A California federal district court denied a renewed motion for certification of a nationwide class, holding that the application of California negligence and conversion law would violate the due process rights of non-Californian class members.

Ms. Marsh sought to represent a nationwide class of “payday loan” applicants who were allegedly victimized by unauthorized withdrawals from their bank accounts via “remotely created checks” processed by one Texas-based defendant and deposited with another.  Marsh’s initial motion for certification was denied because she failed to show that her causes of action under California law on behalf of a nationwide class met the Rule 23(b)(3) predominance requirement.  In particular, the Court found that Marsh failed to demonstrate that the proposed class members’ claims and the parties had sufficient California contacts to justify the application of California law to non-Californians consistent with due process.  While the Court granted Marsh leave to renew her motion, it instructed her to do so only if she could support the renewed motion with additional facts pertaining to the claims’ and parties’ California contacts and to the similarity of the applicable laws of other interested states sufficient to show predominance.

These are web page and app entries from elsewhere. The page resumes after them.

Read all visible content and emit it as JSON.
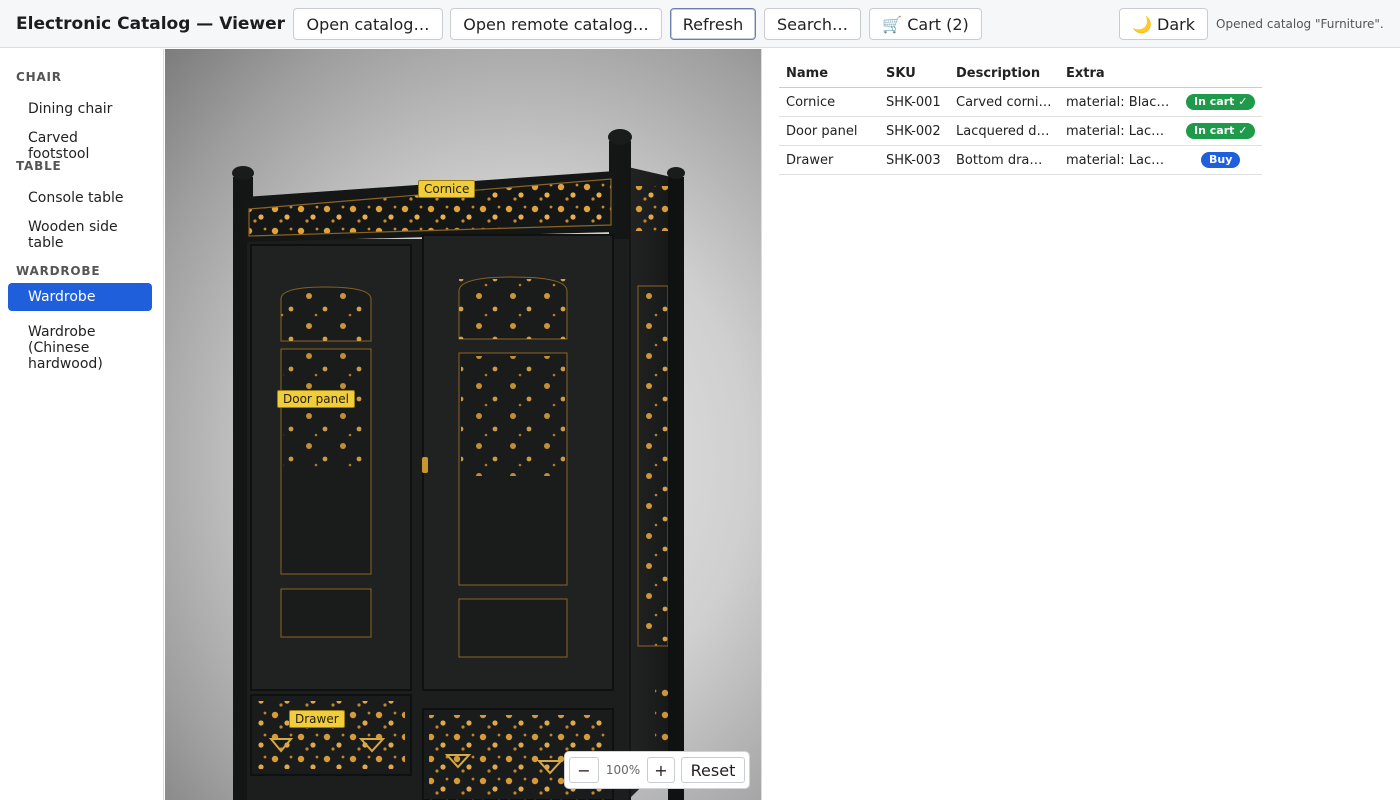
{
  "app": {
    "title": "Electronic Catalog — Viewer"
  },
  "toolbar": {
    "open_catalog": "Open catalog…",
    "open_remote": "Open remote catalog…",
    "refresh": "Refresh",
    "search": "Search…",
    "cart": "🛒 Cart (2)",
    "theme": "🌙 Dark",
    "status": "Opened catalog \"Furniture\"."
  },
  "sidebar": {
    "categories": [
      {
        "name": "CHAIR",
        "items": [
          "Dining chair",
          "Carved footstool"
        ]
      },
      {
        "name": "TABLE",
        "items": [
          "Console table",
          "Wooden side table"
        ]
      },
      {
        "name": "WARDROBE",
        "items": [
          "Wardrobe",
          "Wardrobe (Chinese hardwood)"
        ]
      }
    ],
    "selected": "Wardrobe"
  },
  "viewer": {
    "hotspots": [
      "Cornice",
      "Door panel",
      "Drawer"
    ],
    "zoom": {
      "minus": "−",
      "level": "100%",
      "plus": "+",
      "reset": "Reset"
    }
  },
  "table": {
    "headers": [
      "Name",
      "SKU",
      "Description",
      "Extra"
    ],
    "rows": [
      {
        "name": "Cornice",
        "sku": "SHK-001",
        "description": "Carved cornice",
        "extra": "material: Black lacquer",
        "action": "In cart ✓"
      },
      {
        "name": "Door panel",
        "sku": "SHK-002",
        "description": "Lacquered door",
        "extra": "material: Lacquer",
        "action": "In cart ✓"
      },
      {
        "name": "Drawer",
        "sku": "SHK-003",
        "description": "Bottom drawer",
        "extra": "material: Lacquer",
        "action": "Buy"
      }
    ]
  },
  "colors": {
    "accent": "#1f5fdb",
    "in_cart": "#1e9a4a",
    "hotspot": "#f0cd3c",
    "cabinet": "#1c1e1d",
    "inlay": "#e0a23a"
  }
}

Marsh renewed her motion for certification of a nationwide class under California negligence and conversion law, and, alternatively, sought certification of a nationwide class under Texas law and a nationwide class applying the law of each state to that state’s residents.

In denying the renewed motion in its entirety, the Court noted that, for California’s law to be applied to a nationwide class, the class must have a “significant contact or significant aggregation of contacts to the claims asserted by each member of the plaintiff class, contacts creating state interests, in order to ensure that the choice of its law is not arbitrary or unfair” (applying Phillips Petroleum Co. v. Shutts).  By failing to provide facts showing that the specific claims against the two Texas-based defendants for which she sought nationwide class treatment had any connection to California, Marsh once again failed to show that a nationwide class based on California negligence and conversion law would comport with due process.  And while due process might not be offended by the application of Texas law to such claims, Marsh also failed to provide information about the similarity of the relevant laws and interests of the other states sufficient to explain why the Court should apply Texas law, at the exclusion of others states’ laws, to the claims of a nationwide class.  As its final basis for denying the renewed motion, the Court concluded that a nationwide class with 50 subclasses applying the laws of 50 different jurisdictions would be unmanageable, and that, even if that were not the case, Marsh had failed to identify a proper representative for each subclass as previously ordered.

Marsh v. First Bank of Del., No. 3:11-cv-05226-WHO, slip op. (N.D. Cal. May 19, 2014).